   LATEST HEADLINES:

WASHINGTON
U.S. secretary of state says China should be 'tolerant'

MANILA
Philippine government denies Estrada's claim to presidency

ALLAHABAD
Faith, madness, magic mix at sacred Hindu festival

COLOMBO
Land mine explosion kills 11 Sri Lankan soldiers

TOKYO
Japan claims StarLink found in U.S. corn sample

BANGKOK
Thai party announces first coalition partner



TIME:

COVER: President Joseph Estrada gives in to the chanting crowds on the streets of Manila and agrees to make room for his Vice President

THAILAND: Twin teenage warriors turn themselves in to Bangkok officials

CHINA: Despite official vilification, hip Chinese dig Lamaist culture

PHOTO ESSAY: Estrada Calls Snap Election

WEB-ONLY INTERVIEW: Jimmy Lai on feeling lucky -- and why he's committed to the island state



ASIAWEEK:

COVER: The DoCoMo generation - Japan's leading mobile phone company goes global

Bandwidth Boom: Racing to wire - how underseas cable systems may yet fall short

TAIWAN: Party intrigues add to Chen Shui-bian's woes

JAPAN: Japan's ruling party crushes a rebel at a cost

SINGAPORE: Singaporeans need to have more babies. But success breeds selfishness


Launch CNN's Desktop Ticker and get the latest news, delivered right on your desktop!

Today on CNN
 Search

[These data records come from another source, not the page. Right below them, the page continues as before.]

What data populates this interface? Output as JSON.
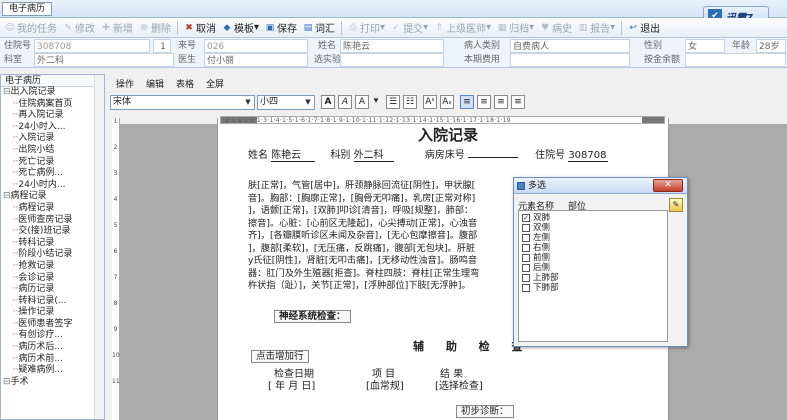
{
  "titlebar": {
    "app_tab": "电子病历"
  },
  "logo": {
    "text": "迅霸7"
  },
  "toolbar": {
    "items": [
      {
        "label": "我的任务",
        "icon": "task-icon",
        "enabled": false
      },
      {
        "label": "修改",
        "icon": "edit-icon",
        "enabled": false
      },
      {
        "label": "新增",
        "icon": "add-icon",
        "enabled": false
      },
      {
        "label": "删除",
        "icon": "delete-icon",
        "enabled": false
      },
      {
        "label": "取消",
        "icon": "cancel-icon",
        "enabled": true
      },
      {
        "label": "模板",
        "icon": "template-icon",
        "enabled": true
      },
      {
        "label": "保存",
        "icon": "save-icon",
        "enabled": true
      },
      {
        "label": "词汇",
        "icon": "vocabulary-icon",
        "enabled": true
      },
      {
        "label": "打印",
        "icon": "print-icon",
        "enabled": false
      },
      {
        "label": "提交",
        "icon": "submit-icon",
        "enabled": false
      },
      {
        "label": "上级医师",
        "icon": "doctor-icon",
        "enabled": false
      },
      {
        "label": "归档",
        "icon": "archive-icon",
        "enabled": false
      },
      {
        "label": "病史",
        "icon": "history-icon",
        "enabled": false
      },
      {
        "label": "报告",
        "icon": "report-icon",
        "enabled": false
      },
      {
        "label": "退出",
        "icon": "exit-icon",
        "enabled": true
      }
    ]
  },
  "patient": {
    "row1": [
      {
        "label": "住院号",
        "value": "308708"
      },
      {
        "label": "床号",
        "value": "1"
      },
      {
        "label": "来号",
        "value": "026"
      },
      {
        "label": "姓名",
        "value": "陈艳云"
      },
      {
        "label": "病人类别",
        "value": "自费病人"
      },
      {
        "label": "性别",
        "value": "女"
      },
      {
        "label": "年龄",
        "value": "28岁"
      }
    ],
    "row2": [
      {
        "label": "科室",
        "value": "外二科"
      },
      {
        "label": "医生",
        "value": "付小丽"
      },
      {
        "label": "选实验",
        "value": ""
      },
      {
        "label": "本期费用",
        "value": ""
      },
      {
        "label": "按金余额",
        "value": ""
      }
    ]
  },
  "sidebar": {
    "header": "电子病历",
    "tree": [
      {
        "label": "出入院记录",
        "level": 0
      },
      {
        "label": "住院病案首页",
        "level": 1
      },
      {
        "label": "再入院记录",
        "level": 1
      },
      {
        "label": "24小时入...",
        "level": 1
      },
      {
        "label": "入院记录",
        "level": 1
      },
      {
        "label": "出院小结",
        "level": 1
      },
      {
        "label": "死亡记录",
        "level": 1
      },
      {
        "label": "死亡病例...",
        "level": 1
      },
      {
        "label": "24小时内...",
        "level": 1
      },
      {
        "label": "病程记录",
        "level": 0
      },
      {
        "label": "病程记录",
        "level": 1
      },
      {
        "label": "医师查房记录",
        "level": 1
      },
      {
        "label": "交(接)班记录",
        "level": 1
      },
      {
        "label": "转科记录",
        "level": 1
      },
      {
        "label": "阶段小结记录",
        "level": 1
      },
      {
        "label": "抢救记录",
        "level": 1
      },
      {
        "label": "会诊记录",
        "level": 1
      },
      {
        "label": "病历记录",
        "level": 1
      },
      {
        "label": "转科记录(...",
        "level": 1
      },
      {
        "label": "操作记录",
        "level": 1
      },
      {
        "label": "医师患者签字",
        "level": 1
      },
      {
        "label": "有创诊疗...",
        "level": 1
      },
      {
        "label": "病历术后...",
        "level": 1
      },
      {
        "label": "病历术前...",
        "level": 1
      },
      {
        "label": "疑难病例...",
        "level": 1
      },
      {
        "label": "手术",
        "level": 0
      }
    ]
  },
  "editor_menu": [
    "操作",
    "编辑",
    "表格",
    "全屏"
  ],
  "format": {
    "font": "宋体",
    "size": "小四"
  },
  "ruler": {
    "text": "·2·1·1·1·2·1·3·1·4·1·5·1·6·1·7·1·8·1·9·1·10·1·11·1·12·1·13·1·14·1·15·1·16·1·17·1·18·1·19"
  },
  "document": {
    "title": "入院记录",
    "name_label": "姓名",
    "name": "陈艳云",
    "dept_label": "科别",
    "dept": "外二科",
    "bed_label": "病房床号",
    "inpatient_label": "住院号",
    "inpatient_no": "308708",
    "lines": [
      "肤[正常]，气管[居中]，肝颈静脉回流征[阴性]，甲状腺[",
      "音]。胸部：[胸廓正常]，[胸骨无叩痛]，乳房[正常对称]",
      "]，语颤[正常]，[双肺]叩诊[清音]，呼吸[规整]，肺部：",
      "擦音]。心脏：[心前区无隆起]，心尖搏动[正常]，心浊音",
      "齐]，[各瓣膜听诊区未闻及杂音]，[无心包摩擦音]。腹部",
      "]，腹部[柔软]，[无压痛，反跳痛]，腹部[无包块]。肝脏",
      "y氏征[阴性]，肾脏[无叩击痛]，[无移动性浊音]。肠鸣音",
      "器：肛门及外生殖器[拒查]。脊柱四肢：脊柱[正常生理弯",
      "杵状指（趾）]，关节[正常]，[浮肿部位]下肢[无浮肿]。"
    ],
    "neuro_btn": "神经系统检查：",
    "aux_title": "辅 助 检 查",
    "add_btn": "点击增加行",
    "col_date": "检查日期",
    "col_item": "项 目",
    "col_result": "结 果",
    "date_val": "[ 年 月 日]",
    "item_val": "[血常规]",
    "result_val": "[选择检查]",
    "diag_btn": "初步诊断："
  },
  "dialog": {
    "title": "多选",
    "col1": "元素名称",
    "col2": "部位",
    "options": [
      {
        "label": "双肺",
        "checked": true
      },
      {
        "label": "双侧",
        "checked": false
      },
      {
        "label": "左侧",
        "checked": false
      },
      {
        "label": "右侧",
        "checked": false
      },
      {
        "label": "前侧",
        "checked": false
      },
      {
        "label": "后侧",
        "checked": false
      },
      {
        "label": "上肺部",
        "checked": false
      },
      {
        "label": "下肺部",
        "checked": false
      }
    ]
  }
}
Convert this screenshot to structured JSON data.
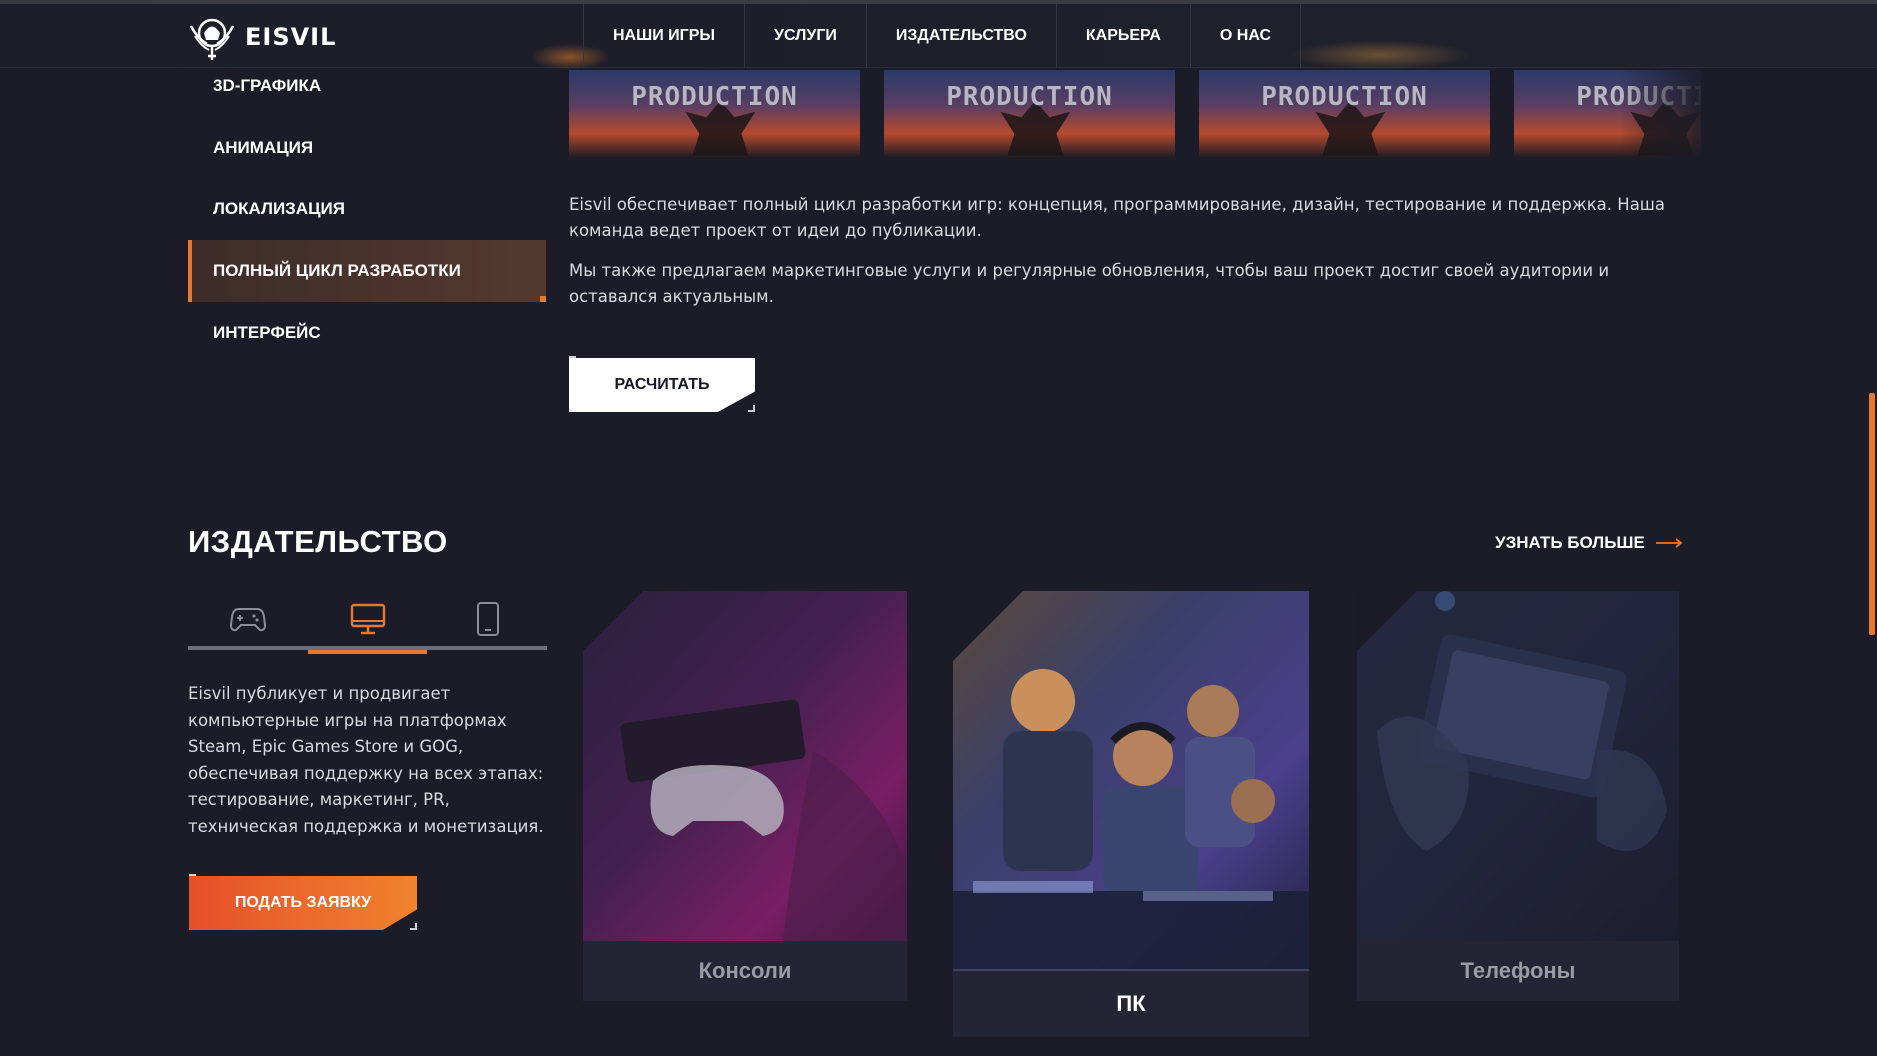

Back to the top   © 2000 Time Inc. All Rights Reserved.
Terms under which this service is provided to you.
Read our privacy guidelines.